Scan the entries below, and for each line that includes the word "JSON", make a copy.

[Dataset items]
►

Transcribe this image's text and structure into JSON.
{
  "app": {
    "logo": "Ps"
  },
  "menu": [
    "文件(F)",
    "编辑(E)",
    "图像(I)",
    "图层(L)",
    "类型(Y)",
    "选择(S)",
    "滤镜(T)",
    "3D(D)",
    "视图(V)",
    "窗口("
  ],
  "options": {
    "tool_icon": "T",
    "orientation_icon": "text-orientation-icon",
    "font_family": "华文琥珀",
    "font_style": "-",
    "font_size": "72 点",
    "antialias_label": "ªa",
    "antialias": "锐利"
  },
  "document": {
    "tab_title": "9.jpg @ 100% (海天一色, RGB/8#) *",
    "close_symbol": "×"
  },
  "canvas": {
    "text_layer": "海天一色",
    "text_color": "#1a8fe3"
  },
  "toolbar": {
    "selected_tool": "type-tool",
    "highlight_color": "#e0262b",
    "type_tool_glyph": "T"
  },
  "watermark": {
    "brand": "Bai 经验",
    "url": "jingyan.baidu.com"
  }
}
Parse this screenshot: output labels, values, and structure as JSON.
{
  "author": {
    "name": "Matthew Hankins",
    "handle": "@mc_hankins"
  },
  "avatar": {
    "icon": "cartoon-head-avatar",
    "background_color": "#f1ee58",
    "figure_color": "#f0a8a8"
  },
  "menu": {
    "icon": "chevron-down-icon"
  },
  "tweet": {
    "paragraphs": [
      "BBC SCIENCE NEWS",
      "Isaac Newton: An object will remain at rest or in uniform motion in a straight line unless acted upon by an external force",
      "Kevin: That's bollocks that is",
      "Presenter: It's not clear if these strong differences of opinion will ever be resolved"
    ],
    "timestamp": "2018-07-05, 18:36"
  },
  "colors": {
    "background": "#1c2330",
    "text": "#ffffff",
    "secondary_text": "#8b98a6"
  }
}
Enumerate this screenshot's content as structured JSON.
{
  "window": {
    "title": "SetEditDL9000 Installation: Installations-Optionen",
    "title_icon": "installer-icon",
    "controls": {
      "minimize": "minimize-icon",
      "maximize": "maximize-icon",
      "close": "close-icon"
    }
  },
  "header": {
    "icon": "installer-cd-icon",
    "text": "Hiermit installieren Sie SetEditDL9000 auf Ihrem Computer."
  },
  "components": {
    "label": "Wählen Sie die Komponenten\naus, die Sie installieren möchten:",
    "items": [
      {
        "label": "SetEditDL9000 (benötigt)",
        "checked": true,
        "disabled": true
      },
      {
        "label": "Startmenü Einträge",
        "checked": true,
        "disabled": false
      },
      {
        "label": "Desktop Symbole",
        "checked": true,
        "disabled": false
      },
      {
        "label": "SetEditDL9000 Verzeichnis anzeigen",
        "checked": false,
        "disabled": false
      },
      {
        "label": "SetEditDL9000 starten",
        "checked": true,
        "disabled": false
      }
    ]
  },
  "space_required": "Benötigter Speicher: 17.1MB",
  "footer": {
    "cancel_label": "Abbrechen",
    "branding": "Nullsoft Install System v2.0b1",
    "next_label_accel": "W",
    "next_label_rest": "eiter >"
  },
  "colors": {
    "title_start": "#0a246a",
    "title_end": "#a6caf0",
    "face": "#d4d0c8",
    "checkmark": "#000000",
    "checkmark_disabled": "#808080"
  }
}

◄

**Task solution:**
Transcribe this image's text and structure into JSON.
Parse this screenshot: output labels, values, and structure as JSON.
Enumerate this screenshot's content as structured JSON.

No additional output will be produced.